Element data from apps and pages
[Start of section]

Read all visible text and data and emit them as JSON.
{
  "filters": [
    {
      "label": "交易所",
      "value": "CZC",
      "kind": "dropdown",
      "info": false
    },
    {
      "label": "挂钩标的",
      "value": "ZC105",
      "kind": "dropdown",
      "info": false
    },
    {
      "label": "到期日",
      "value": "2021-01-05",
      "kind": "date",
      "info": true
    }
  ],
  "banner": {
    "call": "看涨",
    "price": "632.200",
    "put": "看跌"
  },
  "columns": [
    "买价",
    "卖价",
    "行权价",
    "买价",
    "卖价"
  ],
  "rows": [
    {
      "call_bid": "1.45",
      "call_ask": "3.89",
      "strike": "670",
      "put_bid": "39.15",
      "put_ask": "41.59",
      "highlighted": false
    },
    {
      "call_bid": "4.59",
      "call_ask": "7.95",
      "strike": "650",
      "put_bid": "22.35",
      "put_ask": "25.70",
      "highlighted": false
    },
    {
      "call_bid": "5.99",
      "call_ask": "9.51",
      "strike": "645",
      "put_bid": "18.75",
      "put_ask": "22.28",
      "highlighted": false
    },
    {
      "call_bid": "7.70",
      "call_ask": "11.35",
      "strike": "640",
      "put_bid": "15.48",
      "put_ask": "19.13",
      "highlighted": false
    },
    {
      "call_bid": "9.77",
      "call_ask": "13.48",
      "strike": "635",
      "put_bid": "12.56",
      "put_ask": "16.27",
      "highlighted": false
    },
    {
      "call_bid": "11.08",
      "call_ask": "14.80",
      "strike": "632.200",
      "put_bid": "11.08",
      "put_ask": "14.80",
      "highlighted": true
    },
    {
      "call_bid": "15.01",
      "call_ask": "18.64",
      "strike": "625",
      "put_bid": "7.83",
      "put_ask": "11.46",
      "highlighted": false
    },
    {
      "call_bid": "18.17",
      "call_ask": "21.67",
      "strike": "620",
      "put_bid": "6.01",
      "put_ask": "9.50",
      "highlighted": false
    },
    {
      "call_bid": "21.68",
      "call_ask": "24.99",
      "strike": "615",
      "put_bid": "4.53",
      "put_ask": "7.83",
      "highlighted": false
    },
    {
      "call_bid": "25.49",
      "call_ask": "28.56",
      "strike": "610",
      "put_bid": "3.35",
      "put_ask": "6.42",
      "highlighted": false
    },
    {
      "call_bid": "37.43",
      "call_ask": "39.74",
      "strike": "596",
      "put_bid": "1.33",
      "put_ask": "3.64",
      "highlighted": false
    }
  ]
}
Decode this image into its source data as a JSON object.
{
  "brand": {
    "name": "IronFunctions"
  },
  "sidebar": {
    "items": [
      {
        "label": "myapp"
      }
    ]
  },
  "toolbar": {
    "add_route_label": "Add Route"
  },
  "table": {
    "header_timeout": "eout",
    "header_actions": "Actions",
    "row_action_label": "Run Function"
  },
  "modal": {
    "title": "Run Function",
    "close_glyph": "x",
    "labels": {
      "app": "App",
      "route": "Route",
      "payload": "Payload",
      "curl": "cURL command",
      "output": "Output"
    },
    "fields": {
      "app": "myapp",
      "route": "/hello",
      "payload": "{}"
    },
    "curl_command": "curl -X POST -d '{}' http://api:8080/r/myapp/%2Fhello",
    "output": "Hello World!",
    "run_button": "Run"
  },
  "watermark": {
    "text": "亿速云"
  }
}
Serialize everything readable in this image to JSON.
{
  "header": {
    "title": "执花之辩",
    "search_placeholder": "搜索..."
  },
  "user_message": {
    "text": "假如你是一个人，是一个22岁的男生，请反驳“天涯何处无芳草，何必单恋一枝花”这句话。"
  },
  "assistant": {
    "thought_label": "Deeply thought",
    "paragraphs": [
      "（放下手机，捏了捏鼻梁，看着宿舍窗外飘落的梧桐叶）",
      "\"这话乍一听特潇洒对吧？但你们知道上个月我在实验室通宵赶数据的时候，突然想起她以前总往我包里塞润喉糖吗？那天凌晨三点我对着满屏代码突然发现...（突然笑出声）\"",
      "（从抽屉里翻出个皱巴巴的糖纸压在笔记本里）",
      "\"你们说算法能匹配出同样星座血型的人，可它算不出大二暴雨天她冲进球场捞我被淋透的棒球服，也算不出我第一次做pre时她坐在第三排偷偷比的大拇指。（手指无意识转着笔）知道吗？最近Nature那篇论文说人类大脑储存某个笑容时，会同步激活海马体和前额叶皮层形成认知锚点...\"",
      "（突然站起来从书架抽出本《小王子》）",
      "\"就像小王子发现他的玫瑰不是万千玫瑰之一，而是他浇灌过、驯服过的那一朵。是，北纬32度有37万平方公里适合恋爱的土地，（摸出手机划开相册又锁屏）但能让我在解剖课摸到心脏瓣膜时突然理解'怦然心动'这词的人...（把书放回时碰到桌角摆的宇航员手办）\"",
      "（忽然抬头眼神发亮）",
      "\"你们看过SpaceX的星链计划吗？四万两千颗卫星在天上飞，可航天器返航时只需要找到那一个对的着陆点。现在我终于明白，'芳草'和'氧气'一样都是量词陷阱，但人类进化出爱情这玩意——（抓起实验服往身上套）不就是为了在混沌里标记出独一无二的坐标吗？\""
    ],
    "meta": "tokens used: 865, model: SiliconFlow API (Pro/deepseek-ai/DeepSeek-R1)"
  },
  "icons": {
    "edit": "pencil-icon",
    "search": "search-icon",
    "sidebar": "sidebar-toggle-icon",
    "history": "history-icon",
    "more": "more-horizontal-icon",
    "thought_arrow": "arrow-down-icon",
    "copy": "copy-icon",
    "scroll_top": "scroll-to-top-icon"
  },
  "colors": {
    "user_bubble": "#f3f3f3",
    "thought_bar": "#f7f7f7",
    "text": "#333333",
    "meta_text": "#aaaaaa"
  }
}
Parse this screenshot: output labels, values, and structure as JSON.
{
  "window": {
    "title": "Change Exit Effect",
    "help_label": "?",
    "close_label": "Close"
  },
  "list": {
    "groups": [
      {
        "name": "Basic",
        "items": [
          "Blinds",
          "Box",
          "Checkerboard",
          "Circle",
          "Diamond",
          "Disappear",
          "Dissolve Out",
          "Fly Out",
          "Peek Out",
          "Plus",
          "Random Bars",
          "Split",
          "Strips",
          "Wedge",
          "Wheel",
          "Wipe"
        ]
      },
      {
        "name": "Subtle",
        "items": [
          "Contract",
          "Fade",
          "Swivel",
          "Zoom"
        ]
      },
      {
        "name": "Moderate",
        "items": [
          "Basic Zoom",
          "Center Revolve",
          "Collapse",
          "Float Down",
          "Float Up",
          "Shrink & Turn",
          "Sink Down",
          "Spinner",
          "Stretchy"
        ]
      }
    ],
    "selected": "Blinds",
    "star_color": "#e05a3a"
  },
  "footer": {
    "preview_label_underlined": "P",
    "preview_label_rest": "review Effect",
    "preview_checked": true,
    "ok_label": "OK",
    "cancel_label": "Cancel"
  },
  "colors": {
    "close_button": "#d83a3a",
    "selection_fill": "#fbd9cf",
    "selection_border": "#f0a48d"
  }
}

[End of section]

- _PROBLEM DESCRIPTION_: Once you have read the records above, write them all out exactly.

- _SOLVED PROBLEM_:
Read all visible text and data and emit them as JSON.
{
  "filters": [
    {
      "label": "交易所",
      "value": "CZC",
      "kind": "dropdown",
      "info": false
    },
    {
      "label": "挂钩标的",
      "value": "ZC105",
      "kind": "dropdown",
      "info": false
    },
    {
      "label": "到期日",
      "value": "2021-01-05",
      "kind": "date",
      "info": true
    }
  ],
  "banner": {
    "call": "看涨",
    "price": "632.200",
    "put": "看跌"
  },
  "columns": [
    "买价",
    "卖价",
    "行权价",
    "买价",
    "卖价"
  ],
  "rows": [
    {
      "call_bid": "1.45",
      "call_ask": "3.89",
      "strike": "670",
      "put_bid": "39.15",
      "put_ask": "41.59",
      "highlighted": false
    },
    {
      "call_bid": "4.59",
      "call_ask": "7.95",
      "strike": "650",
      "put_bid": "22.35",
      "put_ask": "25.70",
      "highlighted": false
    },
    {
      "call_bid": "5.99",
      "call_ask": "9.51",
      "strike": "645",
      "put_bid": "18.75",
      "put_ask": "22.28",
      "highlighted": false
    },
    {
      "call_bid": "7.70",
      "call_ask": "11.35",
      "strike": "640",
      "put_bid": "15.48",
      "put_ask": "19.13",
      "highlighted": false
    },
    {
      "call_bid": "9.77",
      "call_ask": "13.48",
      "strike": "635",
      "put_bid": "12.56",
      "put_ask": "16.27",
      "highlighted": false
    },
    {
      "call_bid": "11.08",
      "call_ask": "14.80",
      "strike": "632.200",
      "put_bid": "11.08",
      "put_ask": "14.80",
      "highlighted": true
    },
    {
      "call_bid": "15.01",
      "call_ask": "18.64",
      "strike": "625",
      "put_bid": "7.83",
      "put_ask": "11.46",
      "highlighted": false
    },
    {
      "call_bid": "18.17",
      "call_ask": "21.67",
      "strike": "620",
      "put_bid": "6.01",
      "put_ask": "9.50",
      "highlighted": false
    },
    {
      "call_bid": "21.68",
      "call_ask": "24.99",
      "strike": "615",
      "put_bid": "4.53",
      "put_ask": "7.83",
      "highlighted": false
    },
    {
      "call_bid": "25.49",
      "call_ask": "28.56",
      "strike": "610",
      "put_bid": "3.35",
      "put_ask": "6.42",
      "highlighted": false
    },
    {
      "call_bid": "37.43",
      "call_ask": "39.74",
      "strike": "596",
      "put_bid": "1.33",
      "put_ask": "3.64",
      "highlighted": false
    }
  ]
}
Decode this image into its source data as a JSON object.
{
  "brand": {
    "name": "IronFunctions"
  },
  "sidebar": {
    "items": [
      {
        "label": "myapp"
      }
    ]
  },
  "toolbar": {
    "add_route_label": "Add Route"
  },
  "table": {
    "header_timeout": "eout",
    "header_actions": "Actions",
    "row_action_label": "Run Function"
  },
  "modal": {
    "title": "Run Function",
    "close_glyph": "x",
    "labels": {
      "app": "App",
      "route": "Route",
      "payload": "Payload",
      "curl": "cURL command",
      "output": "Output"
    },
    "fields": {
      "app": "myapp",
      "route": "/hello",
      "payload": "{}"
    },
    "curl_command": "curl -X POST -d '{}' http://api:8080/r/myapp/%2Fhello",
    "output": "Hello World!",
    "run_button": "Run"
  },
  "watermark": {
    "text": "亿速云"
  }
}
Serialize everything readable in this image to JSON.
{
  "header": {
    "title": "执花之辩",
    "search_placeholder": "搜索..."
  },
  "user_message": {
    "text": "假如你是一个人，是一个22岁的男生，请反驳“天涯何处无芳草，何必单恋一枝花”这句话。"
  },
  "assistant": {
    "thought_label": "Deeply thought",
    "paragraphs": [
      "（放下手机，捏了捏鼻梁，看着宿舍窗外飘落的梧桐叶）",
      "\"这话乍一听特潇洒对吧？但你们知道上个月我在实验室通宵赶数据的时候，突然想起她以前总往我包里塞润喉糖吗？那天凌晨三点我对着满屏代码突然发现...（突然笑出声）\"",
      "（从抽屉里翻出个皱巴巴的糖纸压在笔记本里）",
      "\"你们说算法能匹配出同样星座血型的人，可它算不出大二暴雨天她冲进球场捞我被淋透的棒球服，也算不出我第一次做pre时她坐在第三排偷偷比的大拇指。（手指无意识转着笔）知道吗？最近Nature那篇论文说人类大脑储存某个笑容时，会同步激活海马体和前额叶皮层形成认知锚点...\"",
      "（突然站起来从书架抽出本《小王子》）",
      "\"就像小王子发现他的玫瑰不是万千玫瑰之一，而是他浇灌过、驯服过的那一朵。是，北纬32度有37万平方公里适合恋爱的土地，（摸出手机划开相册又锁屏）但能让我在解剖课摸到心脏瓣膜时突然理解'怦然心动'这词的人...（把书放回时碰到桌角摆的宇航员手办）\"",
      "（忽然抬头眼神发亮）",
      "\"你们看过SpaceX的星链计划吗？四万两千颗卫星在天上飞，可航天器返航时只需要找到那一个对的着陆点。现在我终于明白，'芳草'和'氧气'一样都是量词陷阱，但人类进化出爱情这玩意——（抓起实验服往身上套）不就是为了在混沌里标记出独一无二的坐标吗？\""
    ],
    "meta": "tokens used: 865, model: SiliconFlow API (Pro/deepseek-ai/DeepSeek-R1)"
  },
  "icons": {
    "edit": "pencil-icon",
    "search": "search-icon",
    "sidebar": "sidebar-toggle-icon",
    "history": "history-icon",
    "more": "more-horizontal-icon",
    "thought_arrow": "arrow-down-icon",
    "copy": "copy-icon",
    "scroll_top": "scroll-to-top-icon"
  },
  "colors": {
    "user_bubble": "#f3f3f3",
    "thought_bar": "#f7f7f7",
    "text": "#333333",
    "meta_text": "#aaaaaa"
  }
}
Parse this screenshot: output labels, values, and structure as JSON.
{
  "window": {
    "title": "Change Exit Effect",
    "help_label": "?",
    "close_label": "Close"
  },
  "list": {
    "groups": [
      {
        "name": "Basic",
        "items": [
          "Blinds",
          "Box",
          "Checkerboard",
          "Circle",
          "Diamond",
          "Disappear",
          "Dissolve Out",
          "Fly Out",
          "Peek Out",
          "Plus",
          "Random Bars",
          "Split",
          "Strips",
          "Wedge",
          "Wheel",
          "Wipe"
        ]
      },
      {
        "name": "Subtle",
        "items": [
          "Contract",
          "Fade",
          "Swivel",
          "Zoom"
        ]
      },
      {
        "name": "Moderate",
        "items": [
          "Basic Zoom",
          "Center Revolve",
          "Collapse",
          "Float Down",
          "Float Up",
          "Shrink & Turn",
          "Sink Down",
          "Spinner",
          "Stretchy"
        ]
      }
    ],
    "selected": "Blinds",
    "star_color": "#e05a3a"
  },
  "footer": {
    "preview_label_underlined": "P",
    "preview_label_rest": "review Effect",
    "preview_checked": true,
    "ok_label": "OK",
    "cancel_label": "Cancel"
  },
  "colors": {
    "close_button": "#d83a3a",
    "selection_fill": "#fbd9cf",
    "selection_border": "#f0a48d"
  }
}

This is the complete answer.